◆ **WHAT IS REQUIRED**: Quote the records that follow in full, leaving the pictures out.

◆ **DATA EXCERPTS**:
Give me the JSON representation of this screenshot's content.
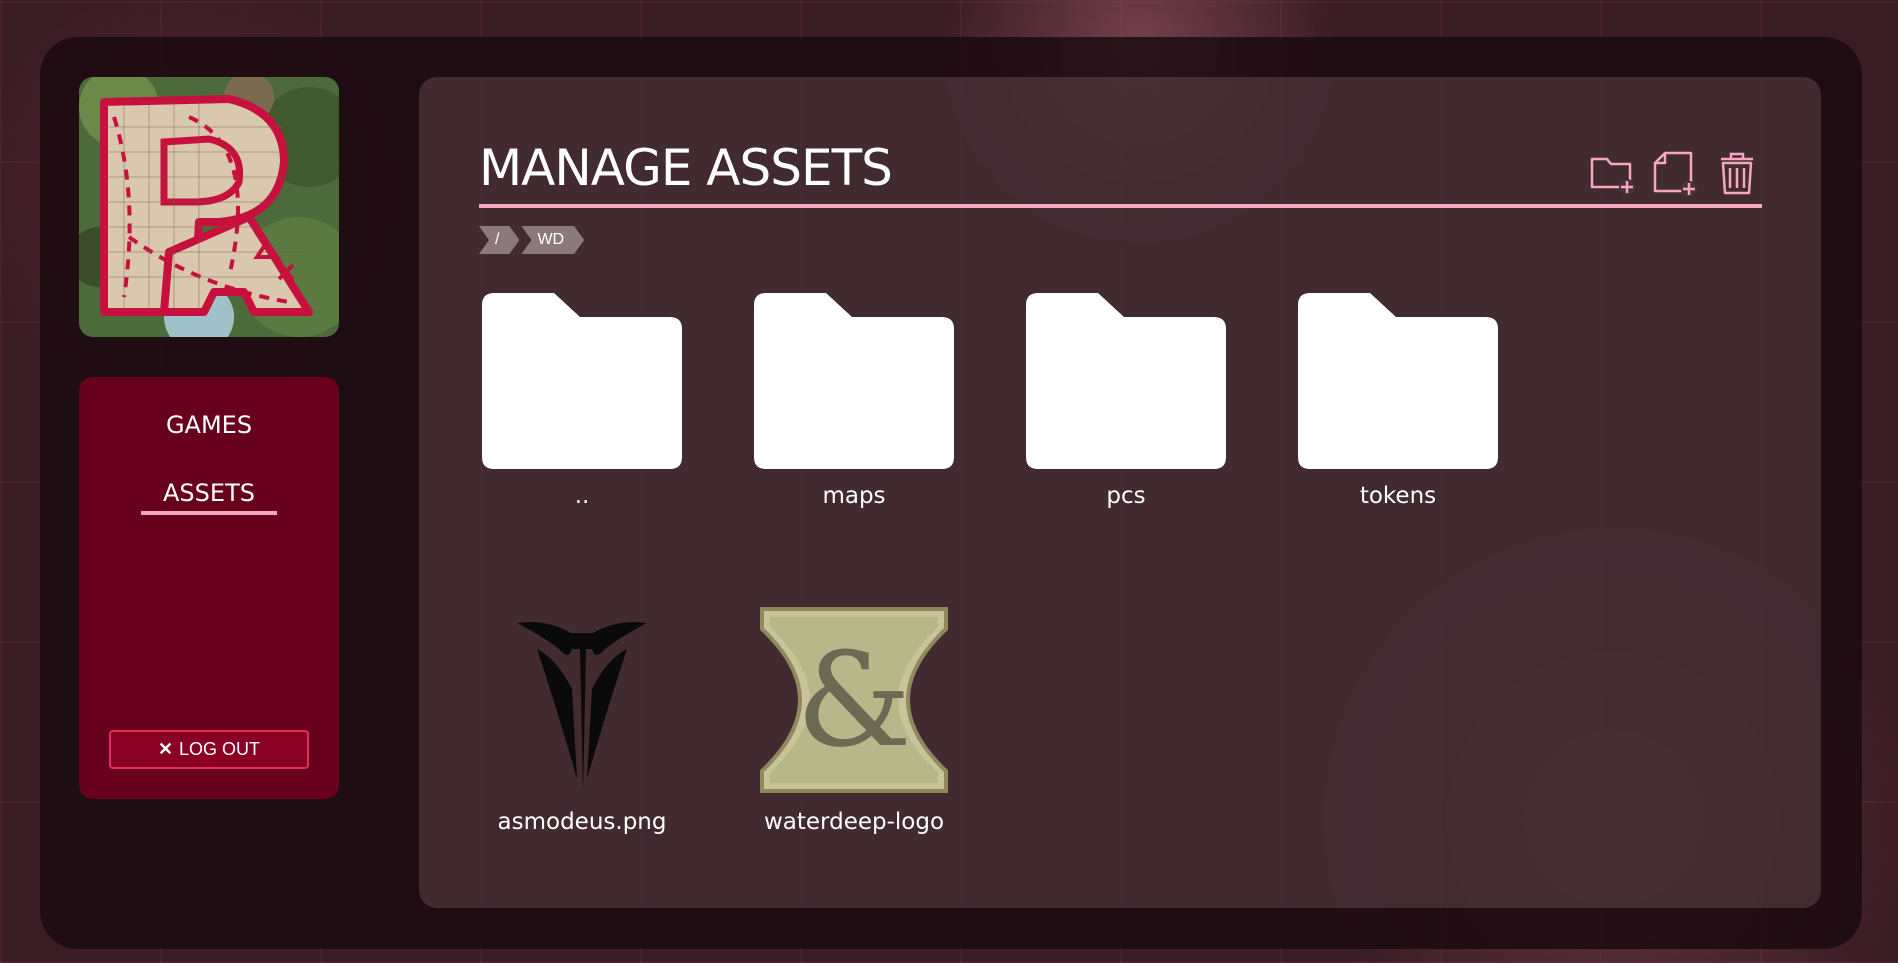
{
  "header": {
    "title": "MANAGE ASSETS"
  },
  "toolbar": [
    "new-folder-icon",
    "new-file-icon",
    "trash-icon"
  ],
  "breadcrumb": [
    "/",
    "WD"
  ],
  "sidebar": {
    "items": [
      {
        "label": "GAMES",
        "active": false
      },
      {
        "label": "ASSETS",
        "active": true
      }
    ],
    "logout_label": "LOG OUT"
  },
  "folders": [
    {
      "name": ".."
    },
    {
      "name": "maps"
    },
    {
      "name": "pcs"
    },
    {
      "name": "tokens"
    }
  ],
  "files": [
    {
      "name": "asmodeus.png",
      "icon": "asmodeus-icon"
    },
    {
      "name": "waterdeep-logo",
      "icon": "dnd-ampersand-icon"
    }
  ],
  "colors": {
    "accent_pink": "#f6a6c0",
    "sidebar_crimson": "#73001e",
    "logout_button": "#8a0024",
    "panel": "#5f464b"
  }
}
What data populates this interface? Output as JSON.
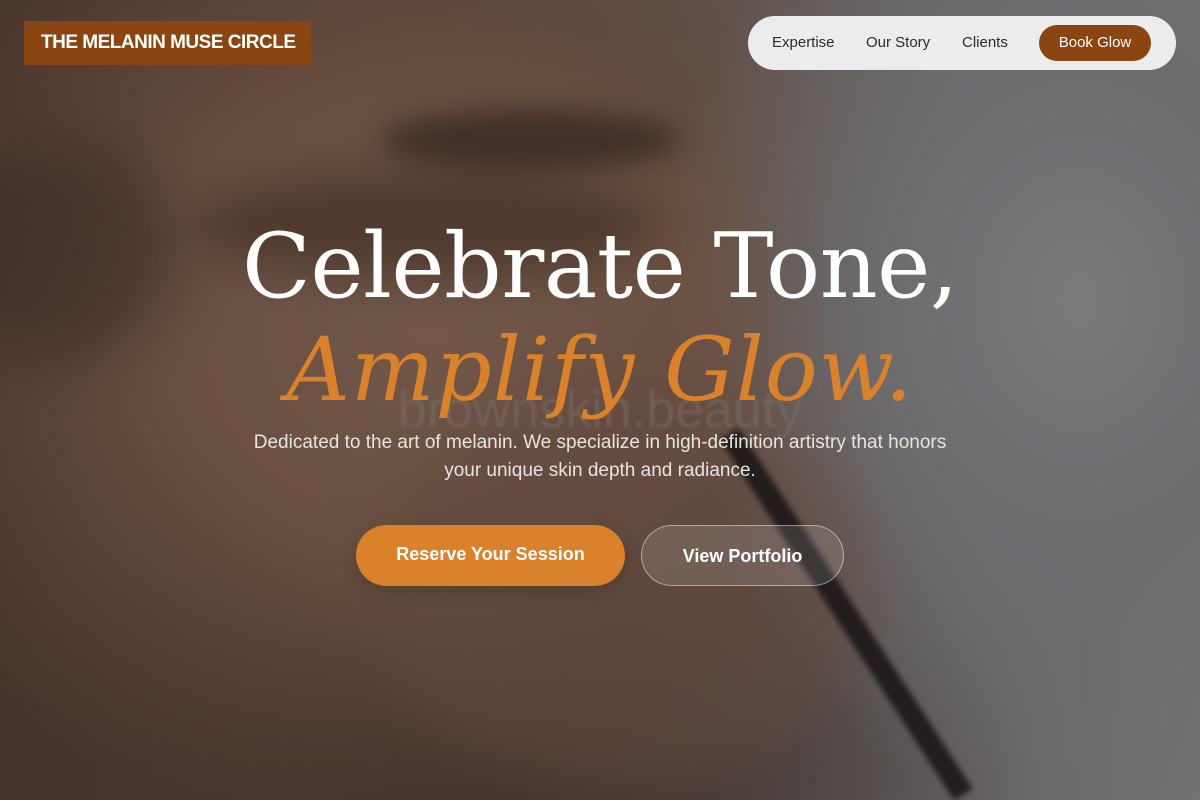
{
  "brand": {
    "name": "THE MELANIN MUSE CIRCLE"
  },
  "nav": {
    "links": [
      "Expertise",
      "Our Story",
      "Clients"
    ],
    "cta_label": "Book Glow"
  },
  "hero": {
    "headline_line1": "Celebrate Tone,",
    "headline_line2": "Amplify Glow.",
    "watermark": "brownskin.beauty",
    "subtext": "Dedicated to the art of melanin. We specialize in high-definition artistry that honors your unique skin depth and radiance.",
    "primary_button_label": "Reserve Your Session",
    "secondary_button_label": "View Portfolio"
  },
  "colors": {
    "brand_brown": "#8b4513",
    "accent_orange": "#d9822b",
    "nav_background": "#ececee"
  }
}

◆ **YOUR RESPONSE**:
Give me the JSON representation of this screenshot's content.
{
  "header": {
    "title": "MANAGE ASSETS"
  },
  "toolbar": [
    "new-folder-icon",
    "new-file-icon",
    "trash-icon"
  ],
  "breadcrumb": [
    "/",
    "WD"
  ],
  "sidebar": {
    "items": [
      {
        "label": "GAMES",
        "active": false
      },
      {
        "label": "ASSETS",
        "active": true
      }
    ],
    "logout_label": "LOG OUT"
  },
  "folders": [
    {
      "name": ".."
    },
    {
      "name": "maps"
    },
    {
      "name": "pcs"
    },
    {
      "name": "tokens"
    }
  ],
  "files": [
    {
      "name": "asmodeus.png",
      "icon": "asmodeus-icon"
    },
    {
      "name": "waterdeep-logo",
      "icon": "dnd-ampersand-icon"
    }
  ],
  "colors": {
    "accent_pink": "#f6a6c0",
    "sidebar_crimson": "#73001e",
    "logout_button": "#8a0024",
    "panel": "#5f464b"
  }
}
What data populates this interface? Output as JSON.
{
  "brand": {
    "name": "THE MELANIN MUSE CIRCLE"
  },
  "nav": {
    "links": [
      "Expertise",
      "Our Story",
      "Clients"
    ],
    "cta_label": "Book Glow"
  },
  "hero": {
    "headline_line1": "Celebrate Tone,",
    "headline_line2": "Amplify Glow.",
    "watermark": "brownskin.beauty",
    "subtext": "Dedicated to the art of melanin. We specialize in high-definition artistry that honors your unique skin depth and radiance.",
    "primary_button_label": "Reserve Your Session",
    "secondary_button_label": "View Portfolio"
  },
  "colors": {
    "brand_brown": "#8b4513",
    "accent_orange": "#d9822b",
    "nav_background": "#ececee"
  }
}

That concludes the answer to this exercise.